One of Gov. Andrew Cuomo’s top aides fired back Thursday at an op-ed from the co-chairwoman of the state Democratic Party, characterizing her criticism as a plea for more state money to solve her city’s financial woes.
Howard Glaser, Cuomo’s director of operations, said Syracuse Mayor Stephanie Miner’s piece in the New York Times amounted to a call for more state funds to “solve a financial problem that (they) created in Syracuse because (they) didn’t exert fiscal discipline.”
Miner, who was tapped as the co-head of the state’s Democratic operations last year by Cuomo, had called on the Legislature to reject Cuomo’s proposed budget, which includes a pension-smoothing plan that would lock in a contribution rate for local governments—effectively allowing them to pay less now and more later as rates decline. She called the pension plan an “accounting gimmick.”
Glaser, in an interview on Albany’s WGDJ-AM, said Miner wants “someone else” to solve her city’s problems.
From Glaser’s radio chat:
“You’re elected mayor to solve problems.
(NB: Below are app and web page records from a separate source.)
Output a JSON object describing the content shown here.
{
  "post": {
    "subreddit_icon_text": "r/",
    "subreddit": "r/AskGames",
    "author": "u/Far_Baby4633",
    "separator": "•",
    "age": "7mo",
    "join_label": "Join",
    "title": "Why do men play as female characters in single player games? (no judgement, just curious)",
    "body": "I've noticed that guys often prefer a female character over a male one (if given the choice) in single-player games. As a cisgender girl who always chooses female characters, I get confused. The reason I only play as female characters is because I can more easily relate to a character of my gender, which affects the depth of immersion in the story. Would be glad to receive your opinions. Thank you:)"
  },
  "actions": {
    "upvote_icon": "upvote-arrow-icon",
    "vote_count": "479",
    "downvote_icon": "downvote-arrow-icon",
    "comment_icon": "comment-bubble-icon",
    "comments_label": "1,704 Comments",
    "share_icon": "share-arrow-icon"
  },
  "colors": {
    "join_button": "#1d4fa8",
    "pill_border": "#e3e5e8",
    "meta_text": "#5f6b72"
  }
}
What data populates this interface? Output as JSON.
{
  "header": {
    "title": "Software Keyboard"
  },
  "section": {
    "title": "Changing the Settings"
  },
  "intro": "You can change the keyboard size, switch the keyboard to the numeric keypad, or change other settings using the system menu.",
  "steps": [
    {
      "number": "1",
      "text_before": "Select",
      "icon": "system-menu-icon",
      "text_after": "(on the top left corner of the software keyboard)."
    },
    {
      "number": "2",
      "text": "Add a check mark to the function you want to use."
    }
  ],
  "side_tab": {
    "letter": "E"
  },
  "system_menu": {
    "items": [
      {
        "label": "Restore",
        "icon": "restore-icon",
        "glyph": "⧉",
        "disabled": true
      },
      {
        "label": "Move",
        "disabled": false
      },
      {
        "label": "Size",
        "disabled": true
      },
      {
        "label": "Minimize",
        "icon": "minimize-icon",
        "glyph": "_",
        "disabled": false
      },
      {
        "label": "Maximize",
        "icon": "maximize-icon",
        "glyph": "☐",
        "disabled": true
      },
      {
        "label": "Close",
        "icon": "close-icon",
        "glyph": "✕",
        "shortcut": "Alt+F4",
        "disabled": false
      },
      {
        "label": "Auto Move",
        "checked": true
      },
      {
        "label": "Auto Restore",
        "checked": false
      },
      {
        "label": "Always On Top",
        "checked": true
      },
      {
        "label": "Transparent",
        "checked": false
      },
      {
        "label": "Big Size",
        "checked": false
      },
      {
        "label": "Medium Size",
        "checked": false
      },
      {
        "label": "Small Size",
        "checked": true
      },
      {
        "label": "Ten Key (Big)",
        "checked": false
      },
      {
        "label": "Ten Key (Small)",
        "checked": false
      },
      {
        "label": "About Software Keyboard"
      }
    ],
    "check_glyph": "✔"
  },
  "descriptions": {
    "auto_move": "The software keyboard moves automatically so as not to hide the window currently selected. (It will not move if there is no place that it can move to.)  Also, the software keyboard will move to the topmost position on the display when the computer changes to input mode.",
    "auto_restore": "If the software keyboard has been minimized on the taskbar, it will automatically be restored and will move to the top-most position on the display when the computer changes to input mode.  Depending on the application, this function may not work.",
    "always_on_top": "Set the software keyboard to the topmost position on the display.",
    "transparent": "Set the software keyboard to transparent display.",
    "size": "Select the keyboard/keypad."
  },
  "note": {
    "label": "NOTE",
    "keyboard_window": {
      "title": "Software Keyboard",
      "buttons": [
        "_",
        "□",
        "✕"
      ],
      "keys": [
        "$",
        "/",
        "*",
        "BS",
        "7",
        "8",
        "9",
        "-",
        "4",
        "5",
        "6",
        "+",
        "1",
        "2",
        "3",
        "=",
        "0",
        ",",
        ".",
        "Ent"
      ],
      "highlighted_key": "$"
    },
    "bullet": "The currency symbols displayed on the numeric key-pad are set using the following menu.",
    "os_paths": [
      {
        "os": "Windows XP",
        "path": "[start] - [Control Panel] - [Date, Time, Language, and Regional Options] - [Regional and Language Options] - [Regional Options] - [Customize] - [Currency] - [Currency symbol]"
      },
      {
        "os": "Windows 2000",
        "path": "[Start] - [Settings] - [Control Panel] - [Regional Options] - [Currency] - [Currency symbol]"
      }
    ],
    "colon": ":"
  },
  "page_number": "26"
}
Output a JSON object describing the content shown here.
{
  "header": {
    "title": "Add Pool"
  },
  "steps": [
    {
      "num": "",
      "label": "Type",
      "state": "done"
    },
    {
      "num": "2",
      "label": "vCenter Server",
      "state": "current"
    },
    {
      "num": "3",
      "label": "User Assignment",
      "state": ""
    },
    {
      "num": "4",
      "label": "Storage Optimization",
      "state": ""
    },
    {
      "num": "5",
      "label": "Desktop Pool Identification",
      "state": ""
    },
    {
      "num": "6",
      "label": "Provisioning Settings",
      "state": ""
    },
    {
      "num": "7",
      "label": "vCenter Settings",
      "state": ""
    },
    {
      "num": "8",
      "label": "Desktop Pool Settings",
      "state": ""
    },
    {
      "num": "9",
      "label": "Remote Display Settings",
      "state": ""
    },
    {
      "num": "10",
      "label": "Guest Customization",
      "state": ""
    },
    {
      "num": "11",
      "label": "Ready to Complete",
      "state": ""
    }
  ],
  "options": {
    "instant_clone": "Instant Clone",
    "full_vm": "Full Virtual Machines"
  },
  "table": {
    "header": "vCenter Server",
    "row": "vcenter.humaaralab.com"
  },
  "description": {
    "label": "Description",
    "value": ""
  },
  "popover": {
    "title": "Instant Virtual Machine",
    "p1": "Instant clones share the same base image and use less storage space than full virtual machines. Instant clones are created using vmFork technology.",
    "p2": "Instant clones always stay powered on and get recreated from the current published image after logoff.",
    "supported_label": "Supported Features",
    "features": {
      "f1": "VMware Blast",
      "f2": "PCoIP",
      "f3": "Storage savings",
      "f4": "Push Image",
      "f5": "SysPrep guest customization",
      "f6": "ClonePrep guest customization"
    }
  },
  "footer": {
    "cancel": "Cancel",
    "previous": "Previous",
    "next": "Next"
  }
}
If you’re unwilling or you’re unable to solve a problem in fiscal management in a city, there’s a mechanism for doing that—you ask the Legislature to create a financial control board, and the financial control board will solve the problem for you. That’s how you deal with it in New York if you can’t deal with it yourself. The only thing that doesn’t make sense is someone else just give me more money to solve my financial problem that my city created. That would only cause more problems.”
Glaser also pushed back at criticism from E.J. McMahon, senior fellow at the Empire Center for New York State Policy, who flagged a portion of Cuomo’s budget plan that would eliminate language that require local school districts to report their financial data—such as tax rates and spending—to the state.
“Towns and counties throughout the state, one of their major complaints is that they have got to report every last little thing,” Glaser said. “They want relief from reporting requirements. We’ve set up a process through this bill to give them relief from reporting requirements while maintaining the ability to ensure important material still comes to the state. It’s just common sense.”
The proposal would allow Cuomo’s Mandate Relief Council to choose which local governments or districts would have to report their information to the state.